[Element data from apps and pages]

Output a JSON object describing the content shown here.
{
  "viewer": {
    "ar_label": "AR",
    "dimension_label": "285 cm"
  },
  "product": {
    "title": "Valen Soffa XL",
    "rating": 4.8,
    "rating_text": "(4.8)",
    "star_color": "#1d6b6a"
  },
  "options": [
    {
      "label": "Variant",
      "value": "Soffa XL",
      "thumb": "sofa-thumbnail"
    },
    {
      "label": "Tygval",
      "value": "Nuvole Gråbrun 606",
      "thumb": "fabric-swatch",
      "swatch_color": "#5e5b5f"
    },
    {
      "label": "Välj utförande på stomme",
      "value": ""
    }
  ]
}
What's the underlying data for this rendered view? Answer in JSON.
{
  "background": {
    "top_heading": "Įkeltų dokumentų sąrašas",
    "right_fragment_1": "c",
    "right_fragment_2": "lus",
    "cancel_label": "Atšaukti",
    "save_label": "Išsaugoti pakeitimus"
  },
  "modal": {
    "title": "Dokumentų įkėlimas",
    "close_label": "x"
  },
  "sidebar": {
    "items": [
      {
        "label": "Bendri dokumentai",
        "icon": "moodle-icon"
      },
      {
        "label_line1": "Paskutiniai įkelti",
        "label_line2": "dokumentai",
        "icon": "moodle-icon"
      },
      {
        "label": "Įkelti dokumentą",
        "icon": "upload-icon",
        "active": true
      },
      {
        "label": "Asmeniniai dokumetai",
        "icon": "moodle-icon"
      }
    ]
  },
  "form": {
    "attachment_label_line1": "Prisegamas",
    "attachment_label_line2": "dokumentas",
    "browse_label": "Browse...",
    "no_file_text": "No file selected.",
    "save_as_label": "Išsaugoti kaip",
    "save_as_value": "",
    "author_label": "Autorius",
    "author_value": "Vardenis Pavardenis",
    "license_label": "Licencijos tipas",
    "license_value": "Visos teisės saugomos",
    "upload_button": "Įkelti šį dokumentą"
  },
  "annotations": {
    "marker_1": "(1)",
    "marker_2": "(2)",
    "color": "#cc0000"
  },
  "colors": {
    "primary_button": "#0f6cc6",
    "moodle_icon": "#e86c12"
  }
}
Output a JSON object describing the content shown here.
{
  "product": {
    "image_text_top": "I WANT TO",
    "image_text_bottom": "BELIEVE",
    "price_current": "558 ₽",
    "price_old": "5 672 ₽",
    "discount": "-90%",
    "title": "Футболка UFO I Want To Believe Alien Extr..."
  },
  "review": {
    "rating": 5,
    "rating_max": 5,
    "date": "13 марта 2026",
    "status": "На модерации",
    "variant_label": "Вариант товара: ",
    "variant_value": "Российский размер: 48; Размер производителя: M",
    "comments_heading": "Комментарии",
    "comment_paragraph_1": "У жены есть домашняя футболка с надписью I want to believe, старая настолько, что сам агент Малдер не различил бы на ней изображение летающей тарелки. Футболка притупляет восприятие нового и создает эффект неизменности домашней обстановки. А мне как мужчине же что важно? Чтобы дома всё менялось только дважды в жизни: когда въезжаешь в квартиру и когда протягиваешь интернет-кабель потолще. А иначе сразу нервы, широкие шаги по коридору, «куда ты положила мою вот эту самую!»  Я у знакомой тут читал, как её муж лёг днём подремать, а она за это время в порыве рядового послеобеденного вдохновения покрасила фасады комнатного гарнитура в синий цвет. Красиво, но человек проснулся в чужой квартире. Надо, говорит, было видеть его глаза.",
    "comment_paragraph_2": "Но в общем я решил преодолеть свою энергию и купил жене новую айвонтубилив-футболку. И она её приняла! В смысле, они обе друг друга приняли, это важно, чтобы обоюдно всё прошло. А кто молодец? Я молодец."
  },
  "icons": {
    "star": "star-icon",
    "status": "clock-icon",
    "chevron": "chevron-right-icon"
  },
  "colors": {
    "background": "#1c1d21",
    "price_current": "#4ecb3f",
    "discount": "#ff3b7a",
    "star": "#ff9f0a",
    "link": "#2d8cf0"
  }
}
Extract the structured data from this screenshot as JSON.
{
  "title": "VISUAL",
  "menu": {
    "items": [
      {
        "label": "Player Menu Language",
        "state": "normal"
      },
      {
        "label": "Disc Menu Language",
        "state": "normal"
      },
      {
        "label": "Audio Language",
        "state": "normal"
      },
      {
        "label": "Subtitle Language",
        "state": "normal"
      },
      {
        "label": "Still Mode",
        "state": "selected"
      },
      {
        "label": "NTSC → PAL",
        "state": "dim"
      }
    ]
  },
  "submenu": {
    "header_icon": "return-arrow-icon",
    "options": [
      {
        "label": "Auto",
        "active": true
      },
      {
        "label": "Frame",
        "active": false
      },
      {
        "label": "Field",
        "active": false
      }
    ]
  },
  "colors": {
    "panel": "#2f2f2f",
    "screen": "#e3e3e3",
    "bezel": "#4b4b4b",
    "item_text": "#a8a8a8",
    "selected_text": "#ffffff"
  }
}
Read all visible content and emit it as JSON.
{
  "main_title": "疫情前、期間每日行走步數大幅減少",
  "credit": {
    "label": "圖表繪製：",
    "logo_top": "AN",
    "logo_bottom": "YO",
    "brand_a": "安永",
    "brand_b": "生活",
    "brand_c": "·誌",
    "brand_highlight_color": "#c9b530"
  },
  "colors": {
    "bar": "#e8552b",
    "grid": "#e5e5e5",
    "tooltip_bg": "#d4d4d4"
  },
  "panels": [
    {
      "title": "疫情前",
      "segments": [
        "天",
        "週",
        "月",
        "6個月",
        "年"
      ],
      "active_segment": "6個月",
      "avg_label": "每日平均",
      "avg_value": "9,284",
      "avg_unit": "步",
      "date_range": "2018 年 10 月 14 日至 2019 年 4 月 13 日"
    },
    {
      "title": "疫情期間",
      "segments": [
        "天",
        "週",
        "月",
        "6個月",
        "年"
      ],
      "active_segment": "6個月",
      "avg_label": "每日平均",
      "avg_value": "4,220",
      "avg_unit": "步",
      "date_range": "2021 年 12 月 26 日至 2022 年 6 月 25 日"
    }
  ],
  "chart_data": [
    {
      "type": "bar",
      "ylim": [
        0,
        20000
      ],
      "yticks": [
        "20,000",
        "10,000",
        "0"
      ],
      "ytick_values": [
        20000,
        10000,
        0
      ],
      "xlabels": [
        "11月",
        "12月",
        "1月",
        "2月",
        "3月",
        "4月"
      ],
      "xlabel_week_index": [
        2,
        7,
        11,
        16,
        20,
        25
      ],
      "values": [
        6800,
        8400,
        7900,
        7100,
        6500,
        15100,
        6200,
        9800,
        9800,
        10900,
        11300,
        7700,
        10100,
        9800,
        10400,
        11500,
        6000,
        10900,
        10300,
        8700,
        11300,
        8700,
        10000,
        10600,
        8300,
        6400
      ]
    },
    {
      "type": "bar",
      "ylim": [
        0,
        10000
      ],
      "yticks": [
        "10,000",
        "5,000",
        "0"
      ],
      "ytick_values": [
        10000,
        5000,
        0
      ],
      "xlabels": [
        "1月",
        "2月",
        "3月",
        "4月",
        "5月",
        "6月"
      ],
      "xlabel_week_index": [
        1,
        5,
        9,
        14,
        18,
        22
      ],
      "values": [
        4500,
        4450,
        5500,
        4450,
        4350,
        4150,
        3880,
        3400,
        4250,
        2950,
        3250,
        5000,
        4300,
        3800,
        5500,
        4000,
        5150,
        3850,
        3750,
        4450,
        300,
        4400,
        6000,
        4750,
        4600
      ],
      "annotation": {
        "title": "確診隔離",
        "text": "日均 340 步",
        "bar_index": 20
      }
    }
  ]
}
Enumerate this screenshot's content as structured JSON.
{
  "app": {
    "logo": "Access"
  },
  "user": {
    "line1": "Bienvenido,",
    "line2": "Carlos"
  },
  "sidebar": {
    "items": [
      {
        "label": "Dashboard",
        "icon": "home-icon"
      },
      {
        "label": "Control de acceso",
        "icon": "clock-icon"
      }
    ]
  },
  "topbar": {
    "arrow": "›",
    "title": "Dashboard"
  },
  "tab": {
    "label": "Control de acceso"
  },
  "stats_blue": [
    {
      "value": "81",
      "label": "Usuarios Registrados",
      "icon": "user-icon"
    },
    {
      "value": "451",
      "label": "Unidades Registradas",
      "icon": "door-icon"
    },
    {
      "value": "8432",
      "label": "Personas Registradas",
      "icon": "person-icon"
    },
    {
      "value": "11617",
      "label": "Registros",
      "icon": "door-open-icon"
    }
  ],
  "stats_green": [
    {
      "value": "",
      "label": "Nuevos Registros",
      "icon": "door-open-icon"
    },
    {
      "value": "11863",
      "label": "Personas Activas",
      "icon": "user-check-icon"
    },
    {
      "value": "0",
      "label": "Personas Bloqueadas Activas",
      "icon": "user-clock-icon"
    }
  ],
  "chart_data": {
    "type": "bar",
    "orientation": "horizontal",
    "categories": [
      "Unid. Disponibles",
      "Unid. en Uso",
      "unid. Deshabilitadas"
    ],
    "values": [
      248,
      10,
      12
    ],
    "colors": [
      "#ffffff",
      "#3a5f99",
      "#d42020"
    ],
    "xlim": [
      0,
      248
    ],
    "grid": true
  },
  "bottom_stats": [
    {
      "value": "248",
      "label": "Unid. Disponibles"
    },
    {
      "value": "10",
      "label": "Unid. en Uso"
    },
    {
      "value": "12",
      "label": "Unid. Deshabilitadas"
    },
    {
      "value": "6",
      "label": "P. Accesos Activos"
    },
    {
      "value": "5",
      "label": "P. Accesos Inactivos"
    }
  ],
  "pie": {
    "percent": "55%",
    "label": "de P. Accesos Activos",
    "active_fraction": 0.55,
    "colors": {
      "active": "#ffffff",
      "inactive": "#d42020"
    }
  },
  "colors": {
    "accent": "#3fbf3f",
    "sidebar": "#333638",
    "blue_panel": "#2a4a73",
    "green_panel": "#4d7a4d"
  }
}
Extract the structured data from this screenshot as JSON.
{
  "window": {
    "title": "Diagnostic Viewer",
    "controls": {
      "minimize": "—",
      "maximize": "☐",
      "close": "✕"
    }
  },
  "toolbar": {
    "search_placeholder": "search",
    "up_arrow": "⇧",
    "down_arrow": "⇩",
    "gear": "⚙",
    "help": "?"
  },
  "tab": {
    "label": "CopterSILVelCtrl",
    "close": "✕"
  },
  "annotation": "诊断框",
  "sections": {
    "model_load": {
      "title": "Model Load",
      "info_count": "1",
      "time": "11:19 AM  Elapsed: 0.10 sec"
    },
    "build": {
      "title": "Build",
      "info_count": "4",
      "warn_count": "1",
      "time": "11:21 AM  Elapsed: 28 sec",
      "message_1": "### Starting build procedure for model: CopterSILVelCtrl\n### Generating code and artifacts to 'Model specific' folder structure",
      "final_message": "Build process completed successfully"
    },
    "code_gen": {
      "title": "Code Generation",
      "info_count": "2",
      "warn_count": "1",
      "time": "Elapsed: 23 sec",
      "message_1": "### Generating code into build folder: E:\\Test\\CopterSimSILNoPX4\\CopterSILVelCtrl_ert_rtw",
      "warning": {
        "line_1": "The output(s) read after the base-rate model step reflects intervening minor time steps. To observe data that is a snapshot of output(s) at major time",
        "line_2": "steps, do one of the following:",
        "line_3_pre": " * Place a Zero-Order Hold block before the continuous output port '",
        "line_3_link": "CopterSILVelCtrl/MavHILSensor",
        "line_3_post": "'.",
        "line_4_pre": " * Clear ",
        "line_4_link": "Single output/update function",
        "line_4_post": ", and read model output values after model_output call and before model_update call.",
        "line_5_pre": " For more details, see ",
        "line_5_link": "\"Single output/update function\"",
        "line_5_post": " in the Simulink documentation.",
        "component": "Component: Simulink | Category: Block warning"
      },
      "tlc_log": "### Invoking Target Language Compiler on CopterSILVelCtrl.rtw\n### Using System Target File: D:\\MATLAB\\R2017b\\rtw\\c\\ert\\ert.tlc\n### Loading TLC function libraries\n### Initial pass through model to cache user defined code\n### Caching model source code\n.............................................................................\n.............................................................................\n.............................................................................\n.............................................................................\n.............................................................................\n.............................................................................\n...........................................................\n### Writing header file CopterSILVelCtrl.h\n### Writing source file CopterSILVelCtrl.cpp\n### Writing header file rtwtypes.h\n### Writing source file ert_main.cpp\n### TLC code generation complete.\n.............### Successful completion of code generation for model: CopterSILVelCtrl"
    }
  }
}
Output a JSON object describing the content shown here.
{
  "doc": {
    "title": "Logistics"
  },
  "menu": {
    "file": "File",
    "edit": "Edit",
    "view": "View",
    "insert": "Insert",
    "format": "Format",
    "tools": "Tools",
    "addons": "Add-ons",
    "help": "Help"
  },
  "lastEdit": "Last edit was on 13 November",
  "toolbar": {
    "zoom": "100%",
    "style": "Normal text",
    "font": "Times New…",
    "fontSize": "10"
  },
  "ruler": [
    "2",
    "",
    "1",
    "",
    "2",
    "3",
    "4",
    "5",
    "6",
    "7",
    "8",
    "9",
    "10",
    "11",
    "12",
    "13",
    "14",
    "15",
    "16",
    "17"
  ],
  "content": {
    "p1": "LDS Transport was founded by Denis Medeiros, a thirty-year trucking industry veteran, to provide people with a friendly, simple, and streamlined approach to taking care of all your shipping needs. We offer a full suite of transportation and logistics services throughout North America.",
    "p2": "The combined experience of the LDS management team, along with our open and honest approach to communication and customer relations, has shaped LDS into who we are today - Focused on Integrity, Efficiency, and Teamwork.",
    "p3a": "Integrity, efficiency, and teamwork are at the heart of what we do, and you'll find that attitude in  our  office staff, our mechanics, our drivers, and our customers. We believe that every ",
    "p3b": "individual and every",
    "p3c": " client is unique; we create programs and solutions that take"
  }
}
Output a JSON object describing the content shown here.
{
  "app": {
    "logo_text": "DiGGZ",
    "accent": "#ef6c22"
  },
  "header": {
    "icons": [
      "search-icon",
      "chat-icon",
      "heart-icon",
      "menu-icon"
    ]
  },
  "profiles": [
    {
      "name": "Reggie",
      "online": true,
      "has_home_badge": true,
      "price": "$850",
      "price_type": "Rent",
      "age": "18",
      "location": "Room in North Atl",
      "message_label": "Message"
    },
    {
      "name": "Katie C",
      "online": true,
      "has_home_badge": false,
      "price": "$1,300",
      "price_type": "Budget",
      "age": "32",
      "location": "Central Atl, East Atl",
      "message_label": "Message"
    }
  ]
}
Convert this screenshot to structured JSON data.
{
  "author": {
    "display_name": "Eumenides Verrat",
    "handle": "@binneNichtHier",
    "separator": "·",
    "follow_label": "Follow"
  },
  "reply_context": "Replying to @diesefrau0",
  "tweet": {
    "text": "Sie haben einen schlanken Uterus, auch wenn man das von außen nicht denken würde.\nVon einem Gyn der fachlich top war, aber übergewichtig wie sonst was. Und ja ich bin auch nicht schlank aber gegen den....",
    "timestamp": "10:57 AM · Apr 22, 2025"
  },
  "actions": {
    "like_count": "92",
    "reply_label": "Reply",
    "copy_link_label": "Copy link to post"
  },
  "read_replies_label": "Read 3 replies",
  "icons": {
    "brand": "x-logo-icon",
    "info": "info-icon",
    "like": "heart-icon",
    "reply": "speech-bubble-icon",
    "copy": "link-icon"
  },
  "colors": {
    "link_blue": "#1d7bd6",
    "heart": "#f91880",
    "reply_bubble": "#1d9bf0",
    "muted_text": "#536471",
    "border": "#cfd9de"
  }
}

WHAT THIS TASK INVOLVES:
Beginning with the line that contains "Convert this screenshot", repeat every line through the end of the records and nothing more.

SOLVED PROBLEM:
Convert this screenshot to structured JSON data.
{
  "author": {
    "display_name": "Eumenides Verrat",
    "handle": "@binneNichtHier",
    "separator": "·",
    "follow_label": "Follow"
  },
  "reply_context": "Replying to @diesefrau0",
  "tweet": {
    "text": "Sie haben einen schlanken Uterus, auch wenn man das von außen nicht denken würde.\nVon einem Gyn der fachlich top war, aber übergewichtig wie sonst was. Und ja ich bin auch nicht schlank aber gegen den....",
    "timestamp": "10:57 AM · Apr 22, 2025"
  },
  "actions": {
    "like_count": "92",
    "reply_label": "Reply",
    "copy_link_label": "Copy link to post"
  },
  "read_replies_label": "Read 3 replies",
  "icons": {
    "brand": "x-logo-icon",
    "info": "info-icon",
    "like": "heart-icon",
    "reply": "speech-bubble-icon",
    "copy": "link-icon"
  },
  "colors": {
    "link_blue": "#1d7bd6",
    "heart": "#f91880",
    "reply_bubble": "#1d9bf0",
    "muted_text": "#536471",
    "border": "#cfd9de"
  }
}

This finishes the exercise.